The themes of light within the lectionary during this portion of the year are everywhere. In this passage God’s people are told to shine because their light has come. This means that as God’s people, we are a sort of moon to the Sun of Righteousness. We reflect His glory and even though the world is covered in darkness His glory will be seen on us and the nations will come to our light. This of course is what Epiphany is celebrating. The coming of the nations unto the Sun of Righteousness following the one true Star, Christ is of course the Bright Morning Star and those who follow Him receive His light and can then reflect that light to an unbelieving world. In fact Isaiah promises the believers of the day that in that day, in the coming of Christ, the nations shall come to the light of the people of Israel and Kings to the brightness of their rising. The epistle reading for Epiphany is found in Ephesians chapter 3 verse 1 through 12 where Paul explains that Gentiles “are now fellow heirs, of the same body, and partakers of His promise in Christ through the gospel. “This means that there is no longer Jews and Gentiles. Not at least in the sense of Jewish people specifically being the chosen of God any longer. That status no longer has the genetic requirements or stipulations that it once had. Before, you were a Jew if you were born a Jew. Now, since the coming of Christ, being one of God’s chosen people means you recognize Jesus as the King, the Son of God, and that He died for you and rose again to save you from your own wickedness. The Jews 2000 years ago rejected this idea and still reject it today. This means that the Church, baptized believers, are the true recipients of these promises found in Isaiah. When it says the your sons shall come from afar, those are our sons. When God says He will beautify His beautiful House, we are the living stones that make up that House. We are those that fly like clouds and like dove’s to Christ. We are those who hope for Him and whom He has made beautiful. And this is true of everyone who believes. Jew or Gentile. Male or Female. Slave or Free. All can come to Christ in faith and He promises never to turn any who come to Him away.
Today we will be examining not a hymn but a setting of Psalm 67. While there are many incredible Epiphany hymns, the one I was preparing was not finished in time, so instead we will look at Psalm 67. Now I won’t spend a lot of time discussing the Psalm except to say that it fits nicely within the theme of Epiphany because it asks God to make His face to shine upon u that His ways may be known in all the earth His salvation known among all nations. It also speaks to the fact that the earth will be governed by God and will as a result yield her increase. This psalm is sung sung verbatim from the New King James Version. I will probably go to my grave remember this entire Psalm word for word because it has been set to music. As psalm literal means song, really all 150 psalms ought to be sung. However as the Church has recently moved from maturity to immaturity, the first thing to go the singing of psalms replacing them with hymns only. Then hymns were replaced by contemporary worship music and praise choruses. Finally many churches find themselves singing songs that were meant for kids and often have more in common with romantic love songs than the worship of the triune God. This is what is meant when some critique worship songs as being “Jesus is my boyfriend” songs. They follow the pattern of pop music instead of Scripture. This cause many of us to stay in what has been called, perpetual spiritual kindergarten. Instead of growing in grace and truth and sinking our teeth in to the meat of the word, growing in the fruit of the Spirit, and seeing those around us grow in grace too, we perpetually stay on milk, confusing childish faith with child-like faith and in so doing loose much of the blessings we could receive from the psalter or the book of Psalms.

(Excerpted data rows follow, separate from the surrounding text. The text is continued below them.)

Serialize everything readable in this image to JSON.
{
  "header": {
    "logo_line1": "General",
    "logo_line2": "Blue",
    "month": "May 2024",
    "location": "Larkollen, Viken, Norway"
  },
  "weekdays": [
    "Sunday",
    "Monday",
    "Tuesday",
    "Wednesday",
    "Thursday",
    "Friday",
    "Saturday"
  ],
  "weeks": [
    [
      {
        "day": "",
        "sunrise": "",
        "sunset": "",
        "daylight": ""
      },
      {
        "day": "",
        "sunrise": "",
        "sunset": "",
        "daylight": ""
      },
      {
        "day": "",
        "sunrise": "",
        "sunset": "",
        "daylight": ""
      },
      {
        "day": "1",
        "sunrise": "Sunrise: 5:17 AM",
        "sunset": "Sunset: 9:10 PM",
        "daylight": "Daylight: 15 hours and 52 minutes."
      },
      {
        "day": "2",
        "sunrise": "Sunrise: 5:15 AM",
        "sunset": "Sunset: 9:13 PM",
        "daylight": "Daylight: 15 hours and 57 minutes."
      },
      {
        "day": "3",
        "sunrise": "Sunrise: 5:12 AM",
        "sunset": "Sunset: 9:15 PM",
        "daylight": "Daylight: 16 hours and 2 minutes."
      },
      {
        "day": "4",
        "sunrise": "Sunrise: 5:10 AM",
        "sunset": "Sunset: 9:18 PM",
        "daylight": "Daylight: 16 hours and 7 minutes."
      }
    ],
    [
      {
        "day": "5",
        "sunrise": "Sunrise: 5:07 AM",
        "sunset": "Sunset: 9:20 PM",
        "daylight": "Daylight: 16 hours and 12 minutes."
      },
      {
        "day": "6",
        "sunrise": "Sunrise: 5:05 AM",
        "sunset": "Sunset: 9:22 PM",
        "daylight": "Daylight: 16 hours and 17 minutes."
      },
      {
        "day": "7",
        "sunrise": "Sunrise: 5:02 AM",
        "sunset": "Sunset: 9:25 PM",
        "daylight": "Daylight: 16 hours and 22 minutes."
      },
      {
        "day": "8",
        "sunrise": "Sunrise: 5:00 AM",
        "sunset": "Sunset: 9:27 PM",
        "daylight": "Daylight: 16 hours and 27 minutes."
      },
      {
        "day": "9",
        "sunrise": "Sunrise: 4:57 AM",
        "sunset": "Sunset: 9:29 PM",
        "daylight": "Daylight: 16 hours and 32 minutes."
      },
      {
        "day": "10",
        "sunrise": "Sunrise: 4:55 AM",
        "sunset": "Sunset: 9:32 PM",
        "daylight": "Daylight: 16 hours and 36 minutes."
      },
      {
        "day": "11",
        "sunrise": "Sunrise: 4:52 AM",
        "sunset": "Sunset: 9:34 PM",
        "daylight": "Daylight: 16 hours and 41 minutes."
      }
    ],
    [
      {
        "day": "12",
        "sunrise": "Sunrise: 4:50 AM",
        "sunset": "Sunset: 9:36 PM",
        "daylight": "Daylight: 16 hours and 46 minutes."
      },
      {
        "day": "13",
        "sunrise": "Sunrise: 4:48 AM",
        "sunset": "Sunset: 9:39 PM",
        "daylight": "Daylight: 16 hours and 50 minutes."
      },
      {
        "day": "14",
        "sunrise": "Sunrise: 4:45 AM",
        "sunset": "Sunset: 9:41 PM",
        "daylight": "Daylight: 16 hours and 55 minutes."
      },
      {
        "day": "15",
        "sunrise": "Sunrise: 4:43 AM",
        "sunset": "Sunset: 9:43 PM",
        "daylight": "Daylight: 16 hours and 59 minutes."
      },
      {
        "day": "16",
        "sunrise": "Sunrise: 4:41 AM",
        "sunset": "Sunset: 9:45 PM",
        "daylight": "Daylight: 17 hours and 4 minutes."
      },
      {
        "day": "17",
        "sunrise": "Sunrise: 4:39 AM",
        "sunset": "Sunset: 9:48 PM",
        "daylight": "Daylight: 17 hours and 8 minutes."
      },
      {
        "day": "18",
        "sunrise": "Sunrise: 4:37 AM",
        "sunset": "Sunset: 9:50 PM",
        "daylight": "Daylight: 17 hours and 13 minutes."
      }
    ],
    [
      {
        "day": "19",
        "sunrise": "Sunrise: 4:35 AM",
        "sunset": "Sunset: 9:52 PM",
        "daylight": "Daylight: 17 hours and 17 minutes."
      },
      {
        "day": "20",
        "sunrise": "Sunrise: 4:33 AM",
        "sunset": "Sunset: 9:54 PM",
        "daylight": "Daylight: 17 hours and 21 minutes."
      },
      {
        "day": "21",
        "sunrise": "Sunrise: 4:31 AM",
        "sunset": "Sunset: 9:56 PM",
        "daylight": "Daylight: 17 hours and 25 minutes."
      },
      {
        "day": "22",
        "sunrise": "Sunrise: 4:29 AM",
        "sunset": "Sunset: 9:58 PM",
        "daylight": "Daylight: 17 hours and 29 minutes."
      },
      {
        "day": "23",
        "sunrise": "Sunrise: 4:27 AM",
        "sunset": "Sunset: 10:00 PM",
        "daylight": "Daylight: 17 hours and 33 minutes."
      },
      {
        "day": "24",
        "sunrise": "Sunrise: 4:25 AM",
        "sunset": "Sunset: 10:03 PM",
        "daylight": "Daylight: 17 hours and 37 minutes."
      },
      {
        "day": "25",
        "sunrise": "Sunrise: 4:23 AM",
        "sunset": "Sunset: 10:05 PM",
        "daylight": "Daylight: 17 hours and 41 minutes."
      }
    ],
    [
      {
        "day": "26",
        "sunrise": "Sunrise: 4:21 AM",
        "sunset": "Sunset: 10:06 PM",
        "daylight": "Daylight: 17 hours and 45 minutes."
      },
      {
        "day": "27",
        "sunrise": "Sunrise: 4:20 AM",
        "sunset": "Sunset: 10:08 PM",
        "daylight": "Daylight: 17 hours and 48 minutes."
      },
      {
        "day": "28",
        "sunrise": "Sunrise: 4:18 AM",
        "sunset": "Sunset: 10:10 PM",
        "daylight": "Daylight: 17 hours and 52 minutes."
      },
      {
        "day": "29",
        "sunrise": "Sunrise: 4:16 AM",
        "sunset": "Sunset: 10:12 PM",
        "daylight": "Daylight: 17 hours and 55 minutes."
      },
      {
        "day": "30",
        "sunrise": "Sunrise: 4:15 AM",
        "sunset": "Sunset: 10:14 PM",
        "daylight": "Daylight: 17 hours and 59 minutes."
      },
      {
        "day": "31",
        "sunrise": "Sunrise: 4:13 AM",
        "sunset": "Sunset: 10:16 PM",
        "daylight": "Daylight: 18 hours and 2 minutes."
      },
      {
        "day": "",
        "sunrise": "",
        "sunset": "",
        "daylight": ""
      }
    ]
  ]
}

I hope you all have a wonderful Twelfth Night and Feast of the Epiphany. The next major celebration in the church calendar is Ash Wednesday which marks the beginning of Lent. This is not until Feb. 26th. I may do another podcast during Epiphany and I may wait until the start of Lent for the next one I haven’t decided yet but stay tuned and enjoy this time of the light coming unto us Gentiles, the new Israel.